DR. CRAIG: He is making a good point that chance is not a causal factor that explains things. When you say that an event occurs by chance what you mean is that it involves the intersection of two causal chains that are previously unrelated to each other. These causal chains intersect at that point. That is what is meant by saying that the event occurs by chance. You don't mean that it is uncaused or that it breaks the laws of nature or anything like that. That is a good point.

In the context of the fine-tuning argument though there is a clear difference between saying that the values of the constants and quantities of nature are due to law or physical necessity or they are due to chance. If you say they are due to physical necessity or law, what you mean is that the laws of nature could not possibly have had different values of these constants and quantities.[3] This universe is the only universe that is consistent with the laws of nature. That would be necessity or law. The chance hypothesis would say the values of these constants and quantities are independent of the laws of nature. Therefore there could be universes governed by these same laws but with widely varying values of these constants and quantities. These are clearly distinct alternatives. So an atheist author like Richard Dawkins, for example, rejects the explanation of physical necessity. He agrees with the Astronomer Royal Sir Martin Rees that it is highly unlikely that the constants and fundamental quantities of nature are physically necessary. Therefore he opts for chance instead. In the context of the fine-tuning argument it is quite clear, I think, that these do represent distinct explanatory alternatives.

KEVIN HARRIS: Therefore the rolling dice illustration he is giving doesn't apply?

DR. CRAIG: No, it wouldn't apply in the case of these fundamental constants and quantities. He is probably thinking more in terms – or he is confusing it with – later evolutionary explanations of biological complexity where to say that a mutation is by chance doesn't mean that it is somehow uncaused or that the things that led to it don't operate according to the laws of nature (that it is like a miracle). Again, to say that something happens by chance means that the causal chains that result in this event are independent of each other and then they intersect at that event to produce it. That is what you mean when you say the event occurred by chance.

KEVIN HARRIS: OK, let's stop right there.
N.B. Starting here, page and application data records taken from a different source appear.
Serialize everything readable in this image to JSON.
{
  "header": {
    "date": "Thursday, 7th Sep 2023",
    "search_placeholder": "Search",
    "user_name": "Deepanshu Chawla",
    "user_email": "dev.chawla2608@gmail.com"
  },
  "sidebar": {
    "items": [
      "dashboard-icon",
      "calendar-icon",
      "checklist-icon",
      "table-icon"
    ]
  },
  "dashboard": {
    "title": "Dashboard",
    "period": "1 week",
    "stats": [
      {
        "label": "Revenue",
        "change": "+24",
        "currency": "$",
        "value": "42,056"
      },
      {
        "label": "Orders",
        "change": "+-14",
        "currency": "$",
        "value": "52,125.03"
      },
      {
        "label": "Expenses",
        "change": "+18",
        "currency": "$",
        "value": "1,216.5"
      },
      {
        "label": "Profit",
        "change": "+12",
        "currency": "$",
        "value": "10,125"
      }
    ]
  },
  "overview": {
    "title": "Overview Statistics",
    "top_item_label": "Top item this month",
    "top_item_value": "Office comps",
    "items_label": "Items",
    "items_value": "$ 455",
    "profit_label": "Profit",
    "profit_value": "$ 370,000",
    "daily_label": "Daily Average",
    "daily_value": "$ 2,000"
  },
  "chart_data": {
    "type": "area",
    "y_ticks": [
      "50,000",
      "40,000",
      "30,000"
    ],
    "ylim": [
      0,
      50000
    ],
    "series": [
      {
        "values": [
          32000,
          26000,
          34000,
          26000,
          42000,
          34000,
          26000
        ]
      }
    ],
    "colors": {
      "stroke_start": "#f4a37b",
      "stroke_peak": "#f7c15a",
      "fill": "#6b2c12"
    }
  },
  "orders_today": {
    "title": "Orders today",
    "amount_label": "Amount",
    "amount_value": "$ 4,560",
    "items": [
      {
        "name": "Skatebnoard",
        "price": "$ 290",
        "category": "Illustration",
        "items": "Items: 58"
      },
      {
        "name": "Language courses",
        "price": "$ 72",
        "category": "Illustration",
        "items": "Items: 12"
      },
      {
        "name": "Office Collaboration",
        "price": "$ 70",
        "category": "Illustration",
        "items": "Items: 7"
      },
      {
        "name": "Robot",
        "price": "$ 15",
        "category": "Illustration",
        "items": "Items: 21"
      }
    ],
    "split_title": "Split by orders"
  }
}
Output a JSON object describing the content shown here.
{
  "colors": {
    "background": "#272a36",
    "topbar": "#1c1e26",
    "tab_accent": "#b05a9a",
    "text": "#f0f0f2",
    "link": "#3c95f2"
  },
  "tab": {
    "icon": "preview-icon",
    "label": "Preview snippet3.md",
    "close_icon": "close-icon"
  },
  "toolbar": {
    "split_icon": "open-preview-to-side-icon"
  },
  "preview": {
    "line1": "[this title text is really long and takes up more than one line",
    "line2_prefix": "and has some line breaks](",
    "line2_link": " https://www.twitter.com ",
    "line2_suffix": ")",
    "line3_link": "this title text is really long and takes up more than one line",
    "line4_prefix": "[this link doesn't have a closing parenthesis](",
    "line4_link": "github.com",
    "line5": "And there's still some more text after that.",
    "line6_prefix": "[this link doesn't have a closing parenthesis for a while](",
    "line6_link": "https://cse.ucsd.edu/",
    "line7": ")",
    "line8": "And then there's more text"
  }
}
We will conclude this series and get Dr. Craig's final comments next week on Reasonable Faith. We will see you then.[4]



[1] 5:00

[2] 10:06

[3] 15:03

[4] Total Running Time: 17:23 (Copyright © 2017 William Lane Craig)